Northwest Fisheries Science Center

Display All Information

Document Type: Contract Report
Center: NWFSC
Document ID: 4500
Title: Condition and gatewell retention time of yearling and subyearling chinook salmon guided from modified turbine intakes at Bonneville Dam Second Powerhouse, 2008-2009
Author/Editor: Lyle G. Gilbreath, Benjamin P. Sandford, Michael H. Gessel, Dean A. Brege, D. Ballinger
Publication Year: 2012
Publisher: National Marine Fisheries Service
Contracting Agency: U.S. Army Corps of Engineers. Portland, Oregon
Date: 2012
Abstract:

In 2008 and 2009, we evaluated mortality, descaling, and passage time for juvenile Chinook salmon through the bypass system at Bonneville Dam Second Powerhouse. 
Fish were fin clipped or tagged, released at specific points within the system, and recaptured at the juvenile fish monitoring facility. 
Separate test series were conducted for Spring Creek National Fish Hatchery subyearling Chinook, river run yearling Chinook, and river run subyearling Chinook salmon.
Treatment groups were released to Gatewells 12A and 14A in 2008 and to the A intake of Turbine Unit 14 in both years. 
Reference groups were released to the juvenile bypass collection channel in both years. 

We compared mortality, descaling, and passage time between treatment groups released during different turbine operating conditions. 
These conditions were the lower, lower middle, middle, middle upper, and upper 1% of peak turbine efficiency. 
Target turbine unit flows (kcfs) ranged from 11.7 for lower 1%, 13.5 for lower middle 1%, 14.7 for middle-1%, 16.3 for middle upper 1%, and 17.8 for upper 1% operations. 
Release group sizes were planned to allow us to detect a minimum additive difference of 3% in mortality and descaling between treatments (alpha = 0.05, beta = 0.2).
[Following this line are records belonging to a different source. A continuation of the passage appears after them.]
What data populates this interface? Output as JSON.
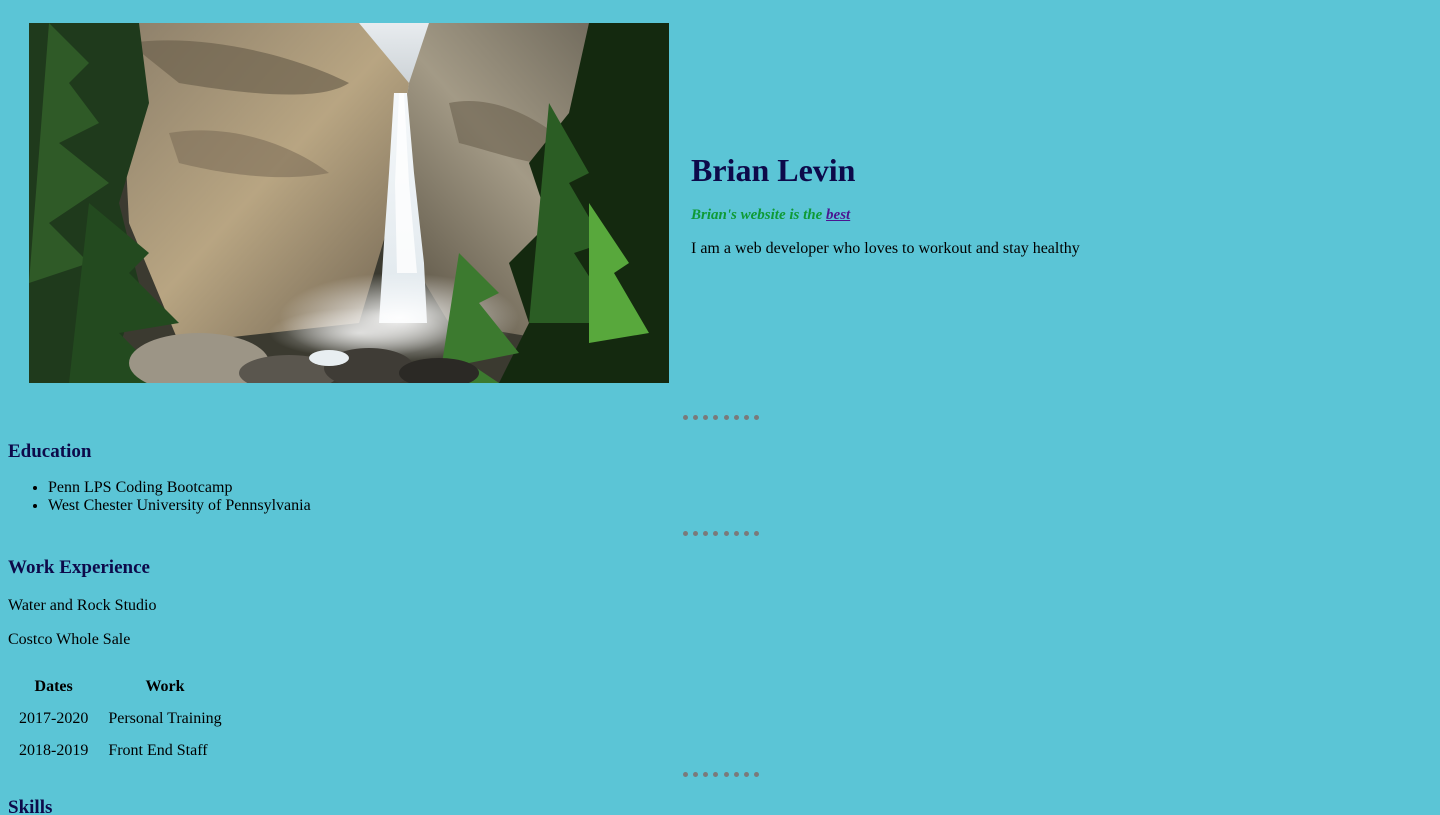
{
  "hero": {
    "name": "Brian Levin",
    "tagline_prefix": "Brian's website is the ",
    "tagline_link": "best",
    "intro": "I am a web developer who loves to workout and stay healthy"
  },
  "education": {
    "title": "Education",
    "items": [
      "Penn LPS Coding Bootcamp",
      "West Chester University of Pennsylvania"
    ]
  },
  "work": {
    "title": "Work Experience",
    "items": [
      "Water and Rock Studio",
      "Costco Whole Sale"
    ],
    "table": {
      "headers": [
        "Dates",
        "Work"
      ],
      "rows": [
        [
          "2017-2020",
          "Personal Training"
        ],
        [
          "2018-2019",
          "Front End Staff"
        ]
      ]
    }
  },
  "skills": {
    "title": "Skills"
  },
  "colors": {
    "background": "#5bc5d6",
    "heading": "#0d0a4a",
    "tagline": "#0e9a35",
    "link": "#4b1590",
    "divider_dots": "#7a7a7a"
  }
}
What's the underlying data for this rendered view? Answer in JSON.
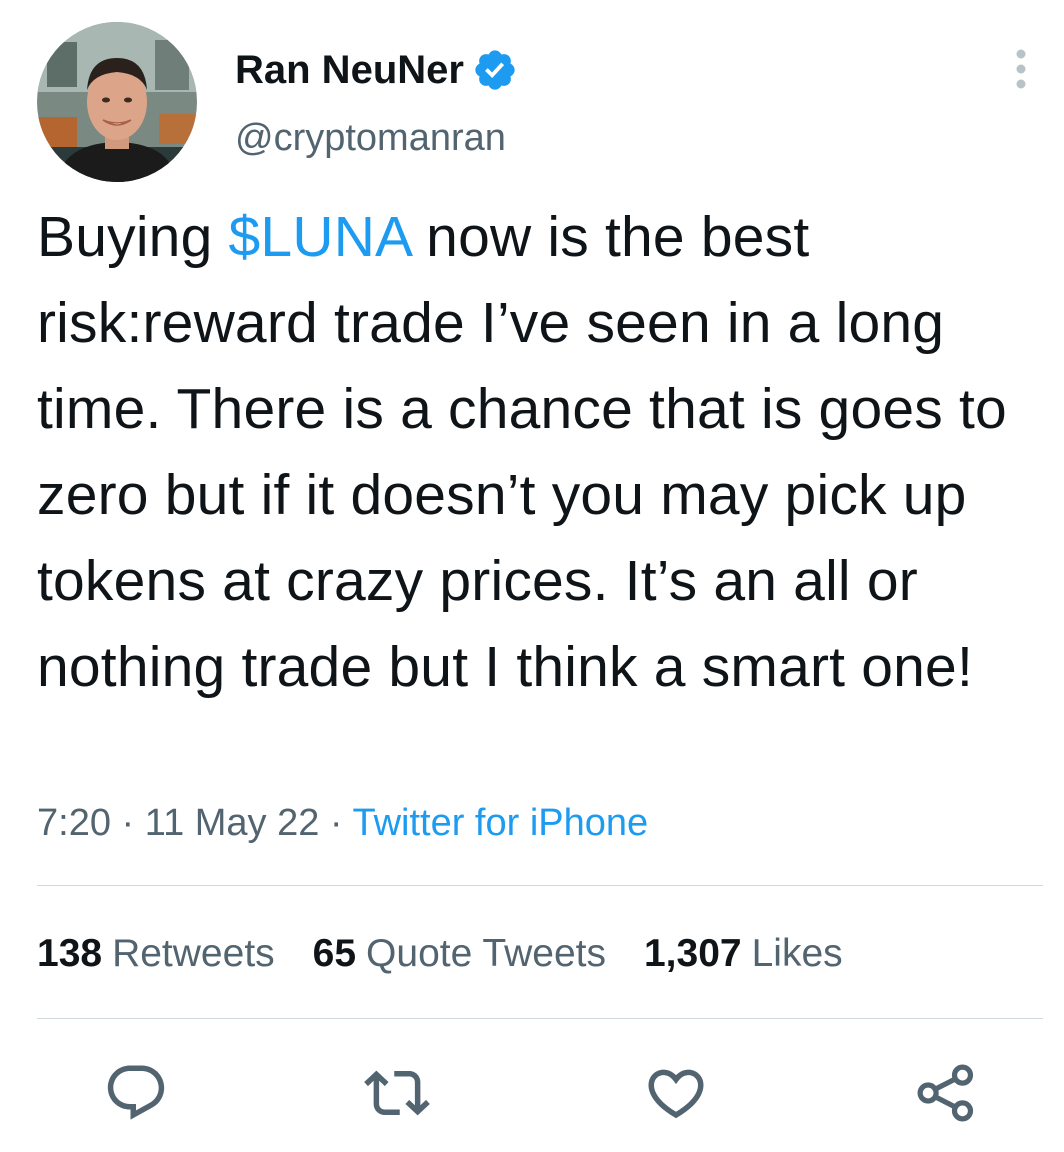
{
  "author": {
    "name": "Ran NeuNer",
    "handle": "@cryptomanran",
    "verified": true,
    "avatar_icon": "profile-photo-avatar",
    "verified_icon": "verified-badge-icon"
  },
  "tweet": {
    "text_prefix": "Buying ",
    "cashtag": "$LUNA",
    "text_suffix": " now is the best risk:reward trade I’ve seen in a long time. There is a chance that is goes to zero but if it doesn’t you may pick up tokens at crazy prices. It’s an all or nothing trade but I think a smart one!"
  },
  "meta": {
    "time": "7:20",
    "separator": " · ",
    "date": "11 May 22",
    "source": "Twitter for iPhone"
  },
  "stats": {
    "retweets": {
      "count": "138",
      "label": "Retweets"
    },
    "quotes": {
      "count": "65",
      "label": "Quote Tweets"
    },
    "likes": {
      "count": "1,307",
      "label": "Likes"
    }
  },
  "actions": [
    {
      "name": "reply",
      "icon": "reply-icon"
    },
    {
      "name": "retweet",
      "icon": "retweet-icon"
    },
    {
      "name": "like",
      "icon": "heart-icon"
    },
    {
      "name": "share",
      "icon": "share-icon"
    }
  ],
  "colors": {
    "text": "#0f1419",
    "secondary": "#536471",
    "accent": "#1d9bf0",
    "divider": "#cfd9de"
  }
}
Files:
Theme: Recovery, Rebuilding and Sustainability of Marine and Anadromous Species
Foci: Describe the relationship among human activities and species stock status, recovery, rebuilding and sustainability.
Maximize effectiveness and minimize impacts of artificial propagation in recovery, rebuilding and stock sustainability